The Tenement Museum, Lower East Side | Bearleader No.8

The real charm of the Tenement Museum is its knowledgeable team tour guides, or “educators,” as they are called, that bring immigrant stories to life. Various professionals – historians, teachers, actors, musicians, even a fashion designer – will tell you in great detail about what life was like at 97 Orchard Street.

The Tenement Museum, Lower East Side | Bearleader No.8

Start your visit with the 20-minute documentary. It really sets the scene for your visit and helps transport you to life 150 years ago. And don’t forget to stop by the well-curated gift shop on your way out. You will find some great souvenirs for friends and family back home.

Details

Located on the corner of Delancey Street, the Tenement Museum visitor center and shop is where tours start and end, and where tickets are sold. The wheelchair accessible door to the Visitors Center is located on the Delancey Street side of 103 Orchard. The closest street address is 81 Delancey.

B or D to Grand Street
Exit at Grand and Chrystie. Walk east (away from Bowery) on Grand Street for four blocks. Take a left at Orchard Street and walk north for two blocks to the Tenement Museum Shop 103 Orchard Street.

If you are coming by Public Transport:

Take the F train to Delancey Street or the J, M or Z trains to Essex Street. Once you get off any of these subways, walk two blocks away from the Williamsburg Bridge (west) on Delancey Street to Orchard Street, turn left and walk 1/2 block south to the Tenement Museum Shop 103 Orchard Street, between Delancey and Broome, near Delancey.

The Delancey-Essex F, J, M and Z subway station has an escalator but no elevator. The nearest wheelchair accessible subway station is B, D, F, M and 6 station at Broadway-Lafayette.

The M15 and Sightseeing Buses stop at the corner of Grand and Allen Streets. Exit the bus and walk one block east to Orchard Street. Then walk one 1/2 block north towards Delancey Street.
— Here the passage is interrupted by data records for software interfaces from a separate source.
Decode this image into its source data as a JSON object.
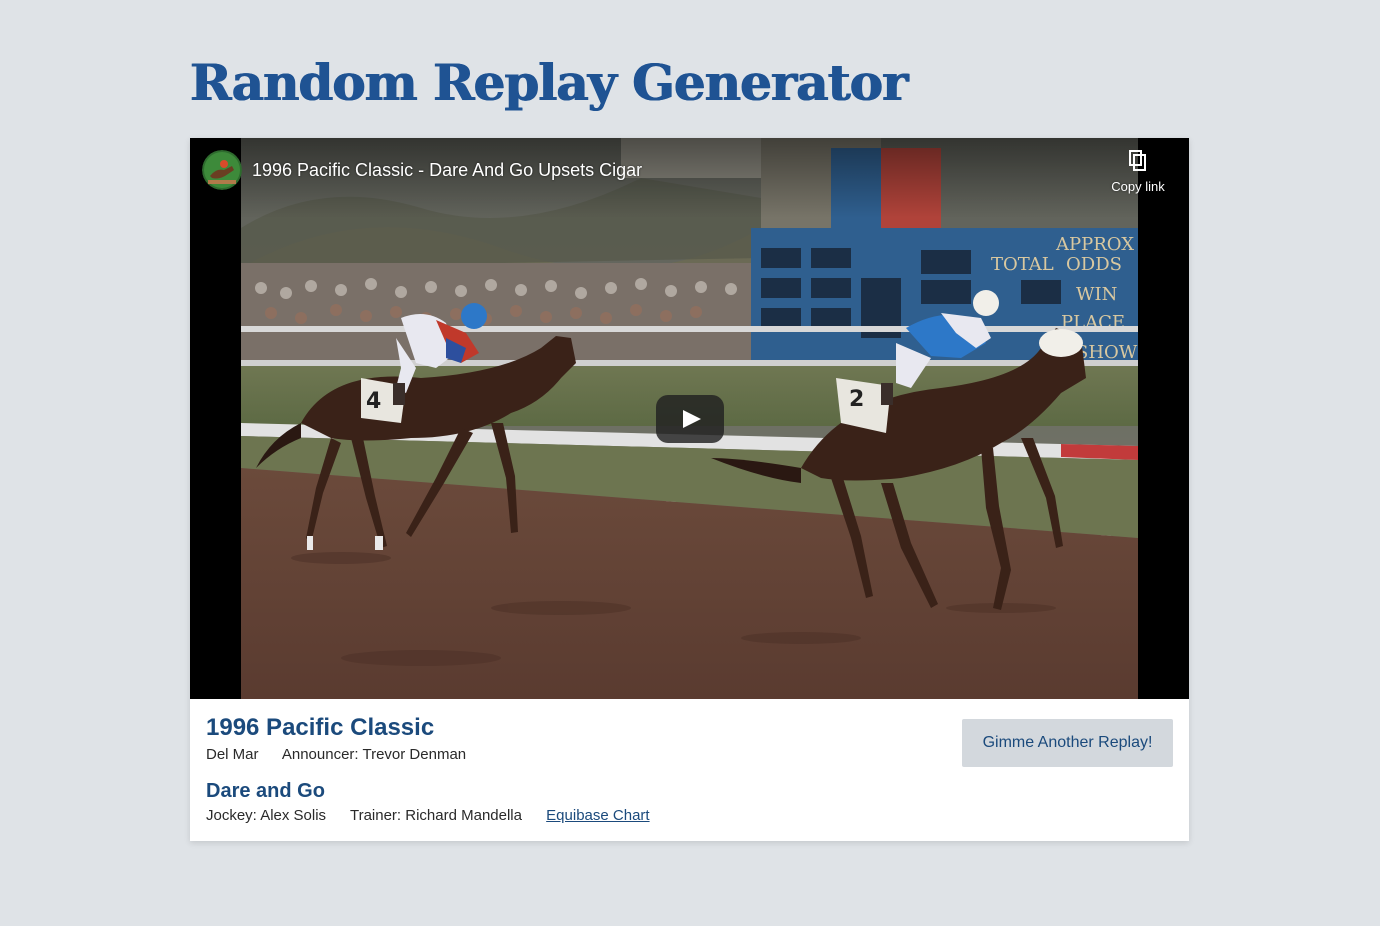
{
  "page": {
    "title": "Random Replay Generator"
  },
  "video": {
    "title": "1996 Pacific Classic - Dare And Go Upsets Cigar",
    "copy_link_label": "Copy link",
    "icons": {
      "channel": "channel-avatar-icon",
      "copy": "copy-icon",
      "play": "play-icon"
    }
  },
  "race": {
    "name": "1996 Pacific Classic",
    "track": "Del Mar",
    "announcer": "Announcer: Trevor Denman",
    "winner": "Dare and Go",
    "jockey": "Jockey: Alex Solis",
    "trainer": "Trainer: Richard Mandella",
    "chart_link": "Equibase Chart"
  },
  "actions": {
    "replay_label": "Gimme Another Replay!"
  },
  "colors": {
    "background": "#dfe3e7",
    "title": "#1f5393",
    "heading": "#1b4a7c",
    "button_bg": "#d3d8dd"
  }
}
The tour schedule varies so check the Tenement Museum’s calendar to see what is on when you plan to visit, and then book your ticket online.


Photography and story by Daniela Stallinger